- **Instructions to follow**: Repeat each record exactly, skipping the pictures.

- **Material shown**:
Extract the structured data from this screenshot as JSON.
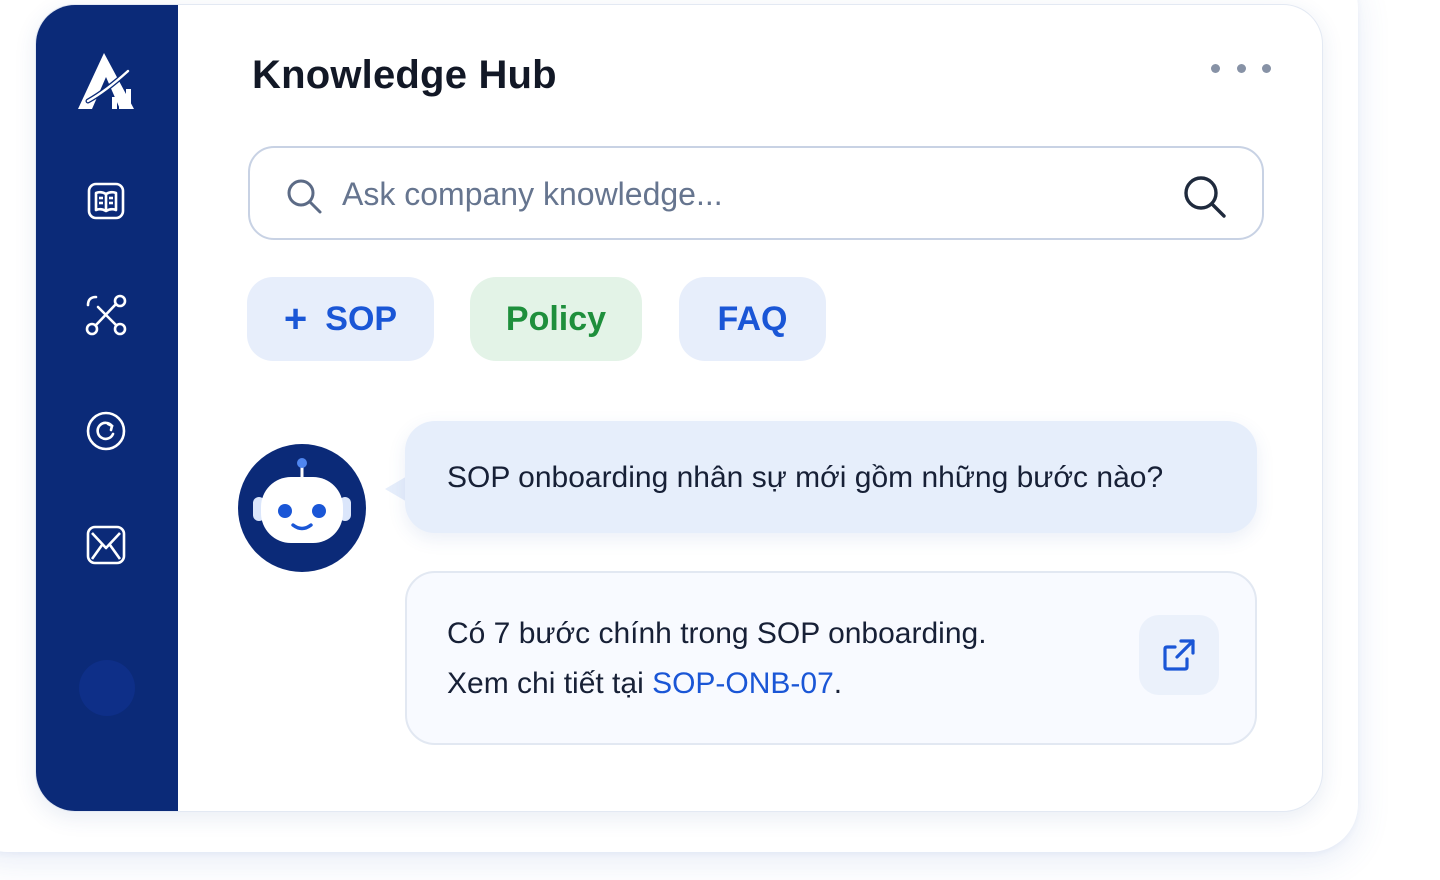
{
  "app": {
    "title": "Knowledge Hub"
  },
  "sidebar": {
    "logo": "logo-icon",
    "items": [
      {
        "icon": "knowledge-book-icon"
      },
      {
        "icon": "workflow-nodes-icon"
      },
      {
        "icon": "history-refresh-icon"
      },
      {
        "icon": "mail-icon"
      }
    ]
  },
  "header": {
    "more_icon": "more-dots-icon"
  },
  "search": {
    "placeholder": "Ask company knowledge..."
  },
  "chips": [
    {
      "label": "SOP",
      "prefix": "+"
    },
    {
      "label": "Policy"
    },
    {
      "label": "FAQ"
    }
  ],
  "chat": {
    "question": "SOP onboarding nhân sự mới gồm những bước nào?",
    "answer_line1": "Có 7 bước chính trong SOP onboarding.",
    "answer_line2_prefix": "Xem chi tiết tại ",
    "answer_link": "SOP-ONB-07",
    "answer_line2_suffix": "."
  },
  "colors": {
    "sidebar": "#0b2a78",
    "accent": "#1a56d6",
    "policy_green": "#1e8f3c",
    "bubble": "#e6eefb"
  }
}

- **Written answer**:
Extract the structured data from this screenshot as JSON.
{
  "app": {
    "title": "Knowledge Hub"
  },
  "sidebar": {
    "logo": "logo-icon",
    "items": [
      {
        "icon": "knowledge-book-icon"
      },
      {
        "icon": "workflow-nodes-icon"
      },
      {
        "icon": "history-refresh-icon"
      },
      {
        "icon": "mail-icon"
      }
    ]
  },
  "header": {
    "more_icon": "more-dots-icon"
  },
  "search": {
    "placeholder": "Ask company knowledge..."
  },
  "chips": [
    {
      "label": "SOP",
      "prefix": "+"
    },
    {
      "label": "Policy"
    },
    {
      "label": "FAQ"
    }
  ],
  "chat": {
    "question": "SOP onboarding nhân sự mới gồm những bước nào?",
    "answer_line1": "Có 7 bước chính trong SOP onboarding.",
    "answer_line2_prefix": "Xem chi tiết tại ",
    "answer_link": "SOP-ONB-07",
    "answer_line2_suffix": "."
  },
  "colors": {
    "sidebar": "#0b2a78",
    "accent": "#1a56d6",
    "policy_green": "#1e8f3c",
    "bubble": "#e6eefb"
  }
}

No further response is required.